For purposes of this appeal, defendant does not contest the right of plaintiff to have an award of alimony, to have an award for the support of two minor children, to have primary custody of two minor children, or to have an award of counsel fees. The assignments of error brought forward and argued by defendant may be fairly summarized as follows: (1) He objects to the lack of specificity of his rights of visitation with the two children; (2) he objects to the award for plaintiff’s use of the property surrounding the residence property; (3) he objects to the amount awarded as counsel fees; and (4) he objects to the amount awarded as alimony pendente lite.

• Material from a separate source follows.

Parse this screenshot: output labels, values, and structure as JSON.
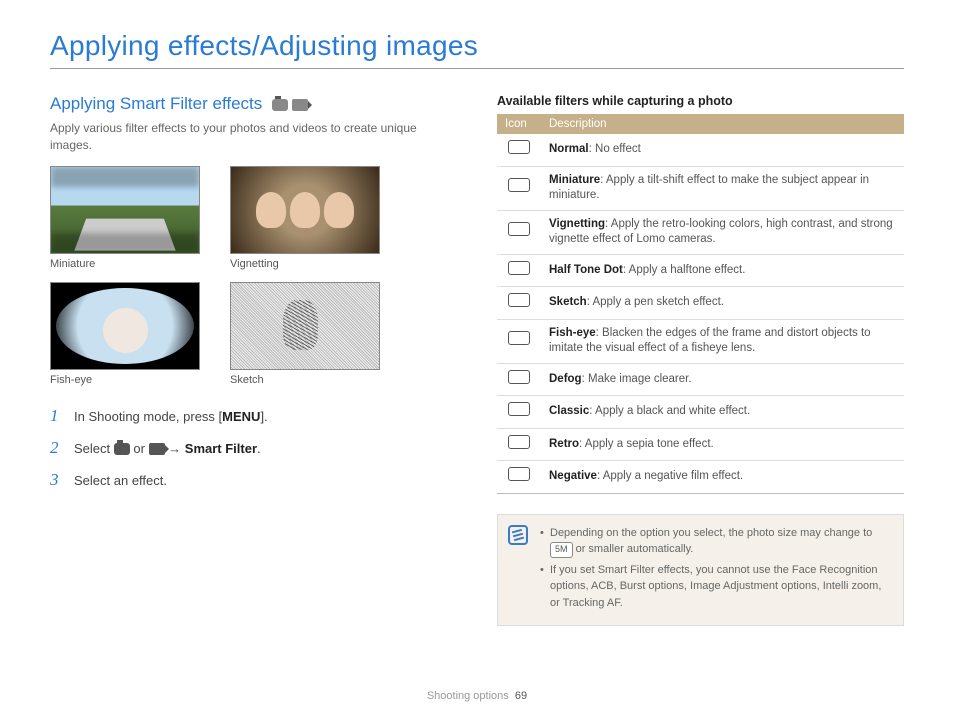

 The order for visitation rights by defendant does not define the specific day and hour that it is to be exercised, nor does it define the mode of transfer of temporary custody to defendant. It appears that the trial judge deliberately left the terms flexible to better accommodate the schedules of all persons involved. It is reasonable to assume that two intelligent, adult persons can abide by the order as written. If defendant encounters unreasonable difficulty in exercising his visitation rights, he may apply to the trial judge, who can compel compliance with the order by making it more specific. The flexibility of the order as it now stands can accommodate defendant’s schedule better than a more rigid order.

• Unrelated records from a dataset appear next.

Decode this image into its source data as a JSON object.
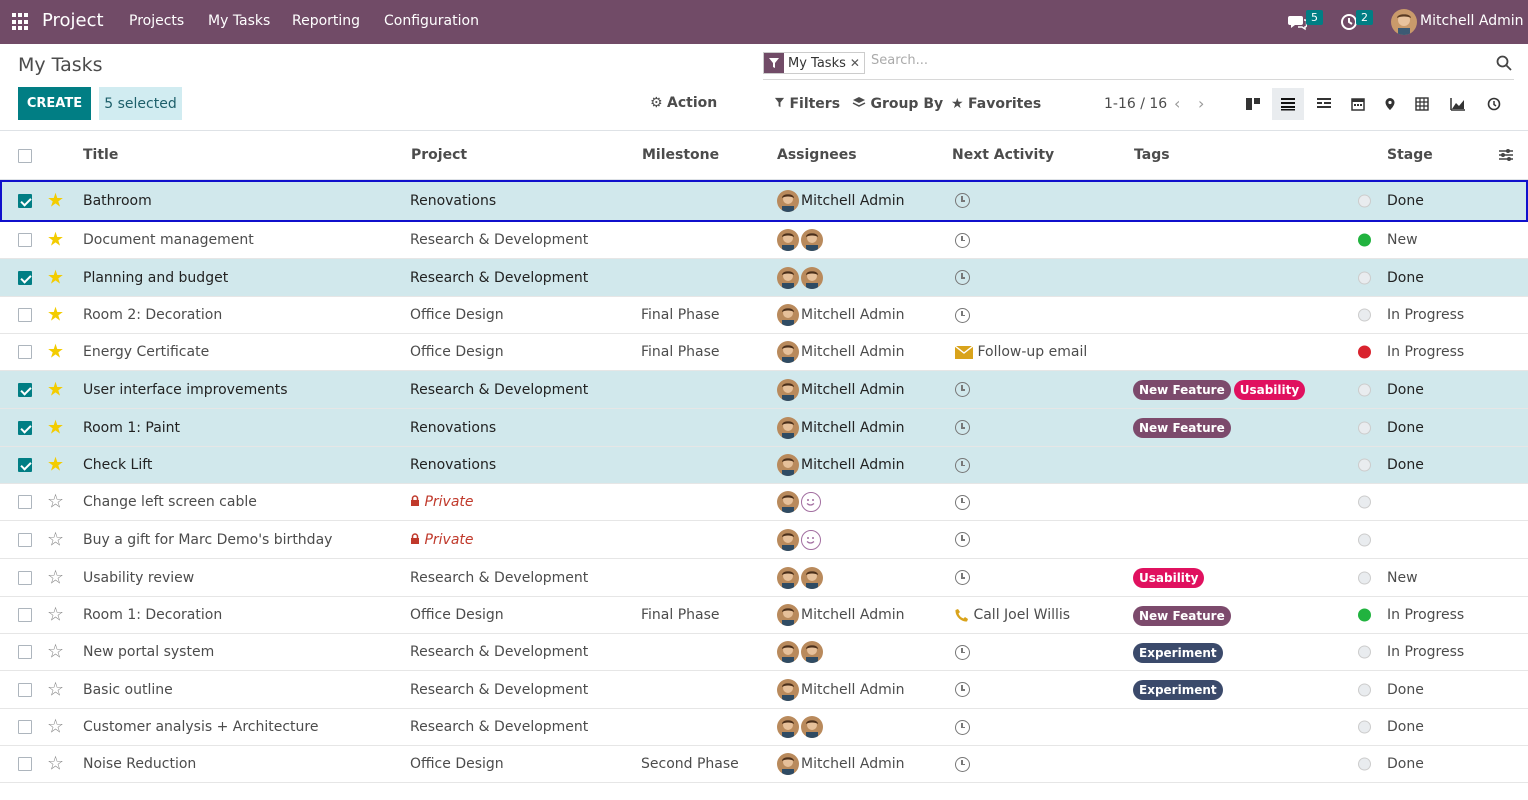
{
  "navbar": {
    "brand": "Project",
    "menus": [
      "Projects",
      "My Tasks",
      "Reporting",
      "Configuration"
    ],
    "messages_count": "5",
    "activities_count": "2",
    "user": "Mitchell Admin"
  },
  "control": {
    "title": "My Tasks",
    "create_label": "CREATE",
    "selected_label": "5 selected",
    "action_label": "Action",
    "facet_label": "My Tasks",
    "search_placeholder": "Search...",
    "filters_label": "Filters",
    "groupby_label": "Group By",
    "favorites_label": "Favorites",
    "pager": "1-16 / 16"
  },
  "columns": {
    "title": "Title",
    "project": "Project",
    "milestone": "Milestone",
    "assignees": "Assignees",
    "next_activity": "Next Activity",
    "tags": "Tags",
    "stage": "Stage"
  },
  "colors": {
    "brand": "#714b67",
    "accent": "#017e84",
    "tag_new_feature": "#7c4a6c",
    "tag_usability": "#e0115f",
    "tag_experiment": "#3b4a6b"
  },
  "rows": [
    {
      "selected": true,
      "starred": true,
      "title": "Bathroom",
      "project": "Renovations",
      "private": false,
      "milestone": "",
      "assignee_name": "Mitchell Admin",
      "assignee_count": 1,
      "activity_type": "clock",
      "activity": "",
      "tags": [],
      "status": "grey",
      "stage": "Done"
    },
    {
      "selected": false,
      "starred": true,
      "title": "Document management",
      "project": "Research & Development",
      "private": false,
      "milestone": "",
      "assignee_name": "",
      "assignee_count": 2,
      "activity_type": "clock",
      "activity": "",
      "tags": [],
      "status": "green",
      "stage": "New"
    },
    {
      "selected": true,
      "starred": true,
      "title": "Planning and budget",
      "project": "Research & Development",
      "private": false,
      "milestone": "",
      "assignee_name": "",
      "assignee_count": 2,
      "activity_type": "clock",
      "activity": "",
      "tags": [],
      "status": "grey",
      "stage": "Done"
    },
    {
      "selected": false,
      "starred": true,
      "title": "Room 2: Decoration",
      "project": "Office Design",
      "private": false,
      "milestone": "Final Phase",
      "assignee_name": "Mitchell Admin",
      "assignee_count": 1,
      "activity_type": "clock",
      "activity": "",
      "tags": [],
      "status": "grey",
      "stage": "In Progress"
    },
    {
      "selected": false,
      "starred": true,
      "title": "Energy Certificate",
      "project": "Office Design",
      "private": false,
      "milestone": "Final Phase",
      "assignee_name": "Mitchell Admin",
      "assignee_count": 1,
      "activity_type": "email",
      "activity": "Follow-up email",
      "tags": [],
      "status": "red",
      "stage": "In Progress"
    },
    {
      "selected": true,
      "starred": true,
      "title": "User interface improvements",
      "project": "Research & Development",
      "private": false,
      "milestone": "",
      "assignee_name": "Mitchell Admin",
      "assignee_count": 1,
      "activity_type": "clock",
      "activity": "",
      "tags": [
        "New Feature",
        "Usability"
      ],
      "status": "grey",
      "stage": "Done"
    },
    {
      "selected": true,
      "starred": true,
      "title": "Room 1: Paint",
      "project": "Renovations",
      "private": false,
      "milestone": "",
      "assignee_name": "Mitchell Admin",
      "assignee_count": 1,
      "activity_type": "clock",
      "activity": "",
      "tags": [
        "New Feature"
      ],
      "status": "grey",
      "stage": "Done"
    },
    {
      "selected": true,
      "starred": true,
      "title": "Check Lift",
      "project": "Renovations",
      "private": false,
      "milestone": "",
      "assignee_name": "Mitchell Admin",
      "assignee_count": 1,
      "activity_type": "clock",
      "activity": "",
      "tags": [],
      "status": "grey",
      "stage": "Done"
    },
    {
      "selected": false,
      "starred": false,
      "title": "Change left screen cable",
      "project": "Private",
      "private": true,
      "milestone": "",
      "assignee_name": "",
      "assignee_count": 2,
      "smiley": true,
      "activity_type": "clock",
      "activity": "",
      "tags": [],
      "status": "grey",
      "stage": ""
    },
    {
      "selected": false,
      "starred": false,
      "title": "Buy a gift for Marc Demo's birthday",
      "project": "Private",
      "private": true,
      "milestone": "",
      "assignee_name": "",
      "assignee_count": 2,
      "smiley": true,
      "activity_type": "clock",
      "activity": "",
      "tags": [],
      "status": "grey",
      "stage": ""
    },
    {
      "selected": false,
      "starred": false,
      "title": "Usability review",
      "project": "Research & Development",
      "private": false,
      "milestone": "",
      "assignee_name": "",
      "assignee_count": 2,
      "activity_type": "clock",
      "activity": "",
      "tags": [
        "Usability"
      ],
      "status": "grey",
      "stage": "New"
    },
    {
      "selected": false,
      "starred": false,
      "title": "Room 1: Decoration",
      "project": "Office Design",
      "private": false,
      "milestone": "Final Phase",
      "assignee_name": "Mitchell Admin",
      "assignee_count": 1,
      "activity_type": "phone",
      "activity": "Call Joel Willis",
      "tags": [
        "New Feature"
      ],
      "status": "green",
      "stage": "In Progress"
    },
    {
      "selected": false,
      "starred": false,
      "title": "New portal system",
      "project": "Research & Development",
      "private": false,
      "milestone": "",
      "assignee_name": "",
      "assignee_count": 2,
      "activity_type": "clock",
      "activity": "",
      "tags": [
        "Experiment"
      ],
      "status": "grey",
      "stage": "In Progress"
    },
    {
      "selected": false,
      "starred": false,
      "title": "Basic outline",
      "project": "Research & Development",
      "private": false,
      "milestone": "",
      "assignee_name": "Mitchell Admin",
      "assignee_count": 1,
      "activity_type": "clock",
      "activity": "",
      "tags": [
        "Experiment"
      ],
      "status": "grey",
      "stage": "Done"
    },
    {
      "selected": false,
      "starred": false,
      "title": "Customer analysis + Architecture",
      "project": "Research & Development",
      "private": false,
      "milestone": "",
      "assignee_name": "",
      "assignee_count": 2,
      "activity_type": "clock",
      "activity": "",
      "tags": [],
      "status": "grey",
      "stage": "Done"
    },
    {
      "selected": false,
      "starred": false,
      "title": "Noise Reduction",
      "project": "Office Design",
      "private": false,
      "milestone": "Second Phase",
      "assignee_name": "Mitchell Admin",
      "assignee_count": 1,
      "activity_type": "clock",
      "activity": "",
      "tags": [],
      "status": "grey",
      "stage": "Done"
    }
  ]
}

 The use of the residence of the parties which was awarded to plaintiff is located upon a tract of land containing approximately 66% acres, which the parties own as tenants by the entirety. Although this is a rather large residence acreage, there is absolutely no evidence that it is usable for any other purpose. If circumstances develop to show a different need for a part of the tract of land, the trial judge, upon proper application, can make such adjustments as appear appropriate.
 Defendant does not except to the findings of fact by the trial judge concerning extensive service by counsel for plaintiff. The judge’s findings of fact on this subject take into consideration the types of services rendered and the total hours *489involved. Defendant’s exception to the amount of counsel fees awarded raises only the question of whether the findings of fact support the order. Newbern v. Barnes, 3 N. C. App. 521, 165 S.E. 2d 526. It does not present for review whether the findings of fact are supported by the evidence. In our opinion, the findings of fact concerning the services rendered by plaintiff’s counsel support the order for the payment of the amount specified.
 Defendant does not except to the findings of fact relative to plaintiff’s needs, defendant’s needs, and defendant’s ability to pay. There was extensive evidence of plaintiff’s needs, defendant’s needs, and defendant’s estate and earnings. Defendant’s exception to the amount awarded as alimony 'pendente lite raises only the question of whether the findings of fact support the order. Newbern v. Barnes, supra. It does not present for review whether the findings of fact are supported by the evidence. In our opinion, the findings of fact concerning plaintiff’s needs, defendant’s needs, and defendant’s ability to pay support the order for the amount specified.
Judges Campbell and Britt concur.